Place of origin Russia
Service history
Used by Spetsnaz, FSB, MVD and National Guard
Production history
Designer KBP
Weight 4.8 kg (10.6 lb) unloaded
5.8 kg (12.8 lb) loaded
Length 810 mm (31.9 in) stock extended
540 mm (21.3 in) stock folded

Cartridge 43x30mm
Action Double action
Muzzle velocity 85 m/s (280 ft/s)
Effective firing range 300 m (330 yd)
Maximum firing range 500 m (550 yd)
Feed system 3 round pump action above-barrel tubular magazine
Sights Iron sights

The GM-94 is a pump action grenade launcher developed by the KBP design bureau for use by Russian special and security forces.


The GM-94 is a short range weapon, allowing it to be used in close urban environments. With a minimum safe distance of only 5m,[1] the GM-94 is well suited to close, room-to-room fighting. Its simple design and operation allows it to operate in dusty and dirty environments and even after being immersed in water.

The launcher is capable of firing VGM-93.900[2] high explosive fragmentation, VGM-93.100[2] thermobaric, VGM-93.300[2] smoke and VGM-93.200[2] tear gas canisters, VGM-93.600[2] rubber slugs and other non-lethal payloads.

In June 2005, GM-94 with thermobaric VGM-93.100[2] ammunition was adopted by the Russian Ministry of Internal Affairs.[3] In October 2007, the Russian armed forces adopted a new launcher designated LPO-97 developed in the KBP Instrument Design Bureau on the basis of the GM-94 with a thermobaric grenade,[4] in 2008 GM-94 adopted for the branches of the Federal Security Service.[5] Though the launcher was intended for use by Russian security forces, the GM-94 has been spotted as far afield as Kazakhstan and Libya.[6]
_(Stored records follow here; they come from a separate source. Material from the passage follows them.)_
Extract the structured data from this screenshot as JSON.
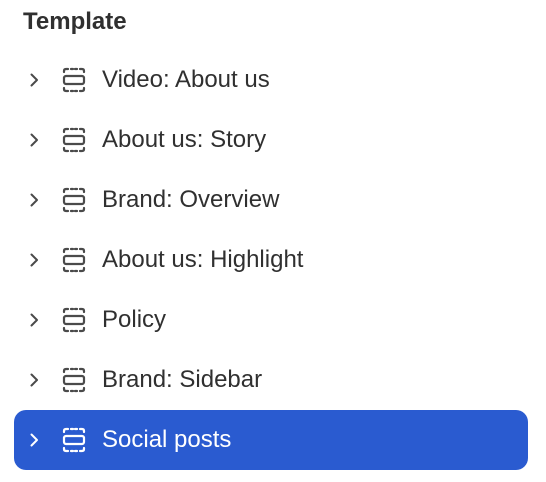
{
  "panel": {
    "heading": "Template",
    "selected_color": "#2a5bd0",
    "items": [
      {
        "label": "Video: About us",
        "chevron": "chevron-right-icon",
        "icon": "section-icon",
        "selected": false
      },
      {
        "label": "About us: Story",
        "chevron": "chevron-right-icon",
        "icon": "section-icon",
        "selected": false
      },
      {
        "label": "Brand: Overview",
        "chevron": "chevron-right-icon",
        "icon": "section-icon",
        "selected": false
      },
      {
        "label": "About us: Highlight",
        "chevron": "chevron-right-icon",
        "icon": "section-icon",
        "selected": false
      },
      {
        "label": "Policy",
        "chevron": "chevron-right-icon",
        "icon": "section-icon",
        "selected": false
      },
      {
        "label": "Brand: Sidebar",
        "chevron": "chevron-right-icon",
        "icon": "section-icon",
        "selected": false
      },
      {
        "label": "Social posts",
        "chevron": "chevron-right-icon",
        "icon": "section-icon",
        "selected": true
      }
    ]
  }
}
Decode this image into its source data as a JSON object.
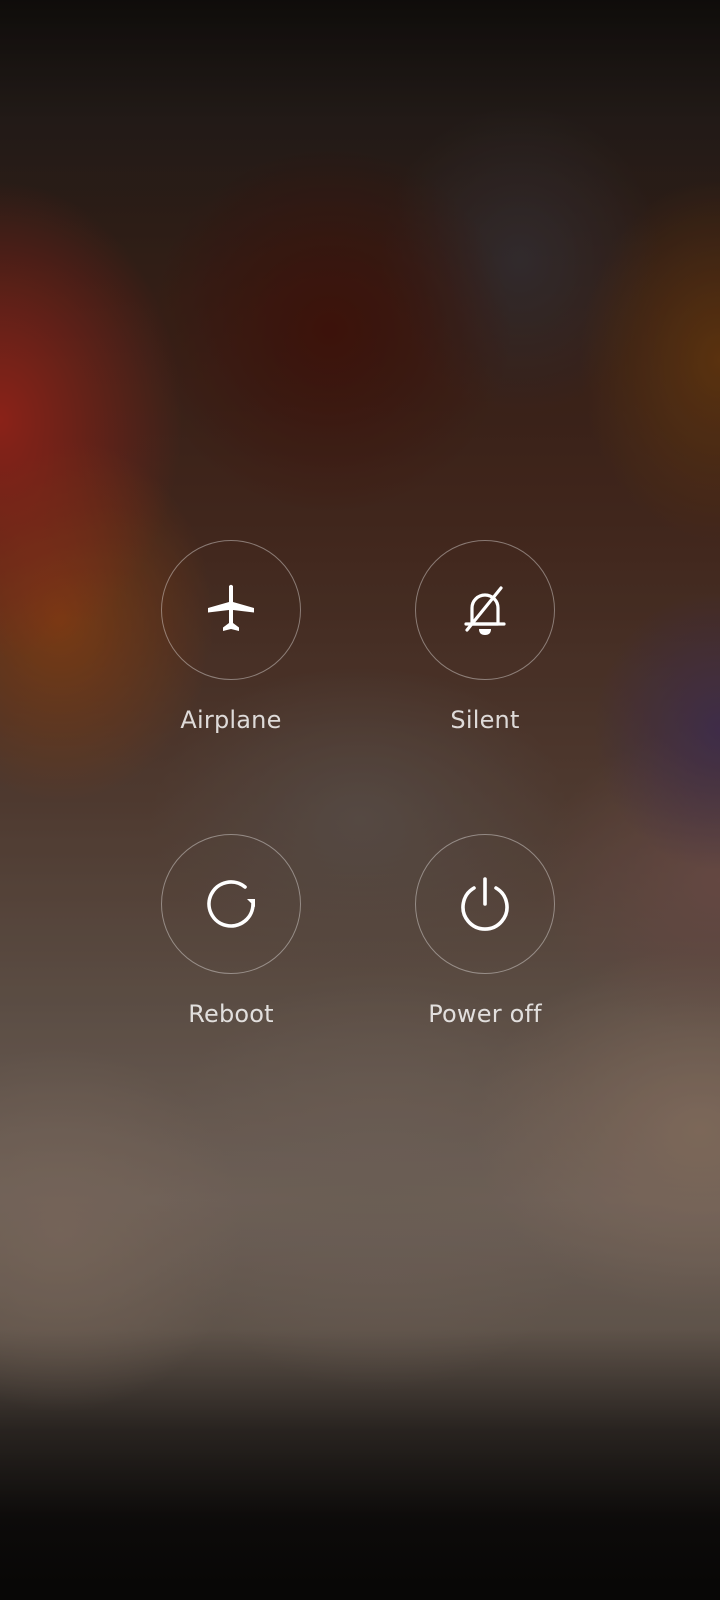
{
  "power_menu": {
    "actions": [
      {
        "id": "airplane",
        "label": "Airplane",
        "icon": "airplane-icon"
      },
      {
        "id": "silent",
        "label": "Silent",
        "icon": "bell-off-icon"
      },
      {
        "id": "reboot",
        "label": "Reboot",
        "icon": "reboot-icon"
      },
      {
        "id": "power_off",
        "label": "Power off",
        "icon": "power-icon"
      }
    ],
    "colors": {
      "circle_border": "#ffffff61",
      "label_text": "#ffffffd1",
      "icon": "#ffffff"
    }
  }
}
See also[edit]


  1. ^ "Modern Firearms". Retrieved 3 August 2018. 
  2. ^ a b c d e f "The Russian GM-94 Grenade Launcher" (PDF). Armament Research. 
  3. ^ "ГМ-94 - ручной гранатомёт". 
  4. ^ "ОАО "Конструкторское бюро приборостроения" - 10 лет ГМ-94". 
  5. ^ "ГМ-94". 
  6. ^ "GM-94 grenade launchers in use with Russian forces in Crimea". Armament Research Services. Retrieved 26 November 2014.